Excerpts from an interface dataset.
━━━━━━━━━━━━━━━━━━━━

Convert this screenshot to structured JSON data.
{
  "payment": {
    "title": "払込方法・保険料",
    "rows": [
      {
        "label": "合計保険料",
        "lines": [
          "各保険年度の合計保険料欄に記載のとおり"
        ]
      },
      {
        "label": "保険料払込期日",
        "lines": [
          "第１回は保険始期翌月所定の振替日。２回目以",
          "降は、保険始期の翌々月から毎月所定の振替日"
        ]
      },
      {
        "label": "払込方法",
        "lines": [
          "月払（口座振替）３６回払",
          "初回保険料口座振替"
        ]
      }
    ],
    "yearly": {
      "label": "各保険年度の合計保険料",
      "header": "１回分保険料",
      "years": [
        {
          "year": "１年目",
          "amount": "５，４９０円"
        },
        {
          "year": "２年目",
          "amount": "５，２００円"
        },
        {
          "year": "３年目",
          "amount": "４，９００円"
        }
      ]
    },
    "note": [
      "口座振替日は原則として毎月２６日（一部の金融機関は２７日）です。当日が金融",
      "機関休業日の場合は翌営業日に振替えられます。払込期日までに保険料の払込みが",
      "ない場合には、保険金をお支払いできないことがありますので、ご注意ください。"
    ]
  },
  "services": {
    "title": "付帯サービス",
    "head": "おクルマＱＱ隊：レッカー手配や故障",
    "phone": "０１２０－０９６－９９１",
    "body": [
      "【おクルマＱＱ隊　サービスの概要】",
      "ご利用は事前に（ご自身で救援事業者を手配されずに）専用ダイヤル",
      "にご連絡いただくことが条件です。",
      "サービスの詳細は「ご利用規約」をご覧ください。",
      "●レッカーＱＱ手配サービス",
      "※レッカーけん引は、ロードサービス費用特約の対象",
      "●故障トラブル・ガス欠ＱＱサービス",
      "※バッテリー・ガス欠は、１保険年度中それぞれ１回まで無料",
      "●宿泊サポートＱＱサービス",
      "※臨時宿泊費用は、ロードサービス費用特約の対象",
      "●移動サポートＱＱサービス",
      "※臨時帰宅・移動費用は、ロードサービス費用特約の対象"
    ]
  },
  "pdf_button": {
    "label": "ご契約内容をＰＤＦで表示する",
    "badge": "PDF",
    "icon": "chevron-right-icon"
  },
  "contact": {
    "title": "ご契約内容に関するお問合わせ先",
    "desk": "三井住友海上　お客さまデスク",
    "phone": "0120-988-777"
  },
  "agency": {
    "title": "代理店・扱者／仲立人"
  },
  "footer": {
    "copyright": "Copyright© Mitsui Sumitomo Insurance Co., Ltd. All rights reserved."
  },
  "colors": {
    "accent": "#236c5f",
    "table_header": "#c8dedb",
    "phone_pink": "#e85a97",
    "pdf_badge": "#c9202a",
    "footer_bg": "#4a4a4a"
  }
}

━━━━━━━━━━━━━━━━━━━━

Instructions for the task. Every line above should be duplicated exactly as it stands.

Result.
Convert this screenshot to structured JSON data.
{
  "payment": {
    "title": "払込方法・保険料",
    "rows": [
      {
        "label": "合計保険料",
        "lines": [
          "各保険年度の合計保険料欄に記載のとおり"
        ]
      },
      {
        "label": "保険料払込期日",
        "lines": [
          "第１回は保険始期翌月所定の振替日。２回目以",
          "降は、保険始期の翌々月から毎月所定の振替日"
        ]
      },
      {
        "label": "払込方法",
        "lines": [
          "月払（口座振替）３６回払",
          "初回保険料口座振替"
        ]
      }
    ],
    "yearly": {
      "label": "各保険年度の合計保険料",
      "header": "１回分保険料",
      "years": [
        {
          "year": "１年目",
          "amount": "５，４９０円"
        },
        {
          "year": "２年目",
          "amount": "５，２００円"
        },
        {
          "year": "３年目",
          "amount": "４，９００円"
        }
      ]
    },
    "note": [
      "口座振替日は原則として毎月２６日（一部の金融機関は２７日）です。当日が金融",
      "機関休業日の場合は翌営業日に振替えられます。払込期日までに保険料の払込みが",
      "ない場合には、保険金をお支払いできないことがありますので、ご注意ください。"
    ]
  },
  "services": {
    "title": "付帯サービス",
    "head": "おクルマＱＱ隊：レッカー手配や故障",
    "phone": "０１２０－０９６－９９１",
    "body": [
      "【おクルマＱＱ隊　サービスの概要】",
      "ご利用は事前に（ご自身で救援事業者を手配されずに）専用ダイヤル",
      "にご連絡いただくことが条件です。",
      "サービスの詳細は「ご利用規約」をご覧ください。",
      "●レッカーＱＱ手配サービス",
      "※レッカーけん引は、ロードサービス費用特約の対象",
      "●故障トラブル・ガス欠ＱＱサービス",
      "※バッテリー・ガス欠は、１保険年度中それぞれ１回まで無料",
      "●宿泊サポートＱＱサービス",
      "※臨時宿泊費用は、ロードサービス費用特約の対象",
      "●移動サポートＱＱサービス",
      "※臨時帰宅・移動費用は、ロードサービス費用特約の対象"
    ]
  },
  "pdf_button": {
    "label": "ご契約内容をＰＤＦで表示する",
    "badge": "PDF",
    "icon": "chevron-right-icon"
  },
  "contact": {
    "title": "ご契約内容に関するお問合わせ先",
    "desk": "三井住友海上　お客さまデスク",
    "phone": "0120-988-777"
  },
  "agency": {
    "title": "代理店・扱者／仲立人"
  },
  "footer": {
    "copyright": "Copyright© Mitsui Sumitomo Insurance Co., Ltd. All rights reserved."
  },
  "colors": {
    "accent": "#236c5f",
    "table_header": "#c8dedb",
    "phone_pink": "#e85a97",
    "pdf_badge": "#c9202a",
    "footer_bg": "#4a4a4a"
  }
}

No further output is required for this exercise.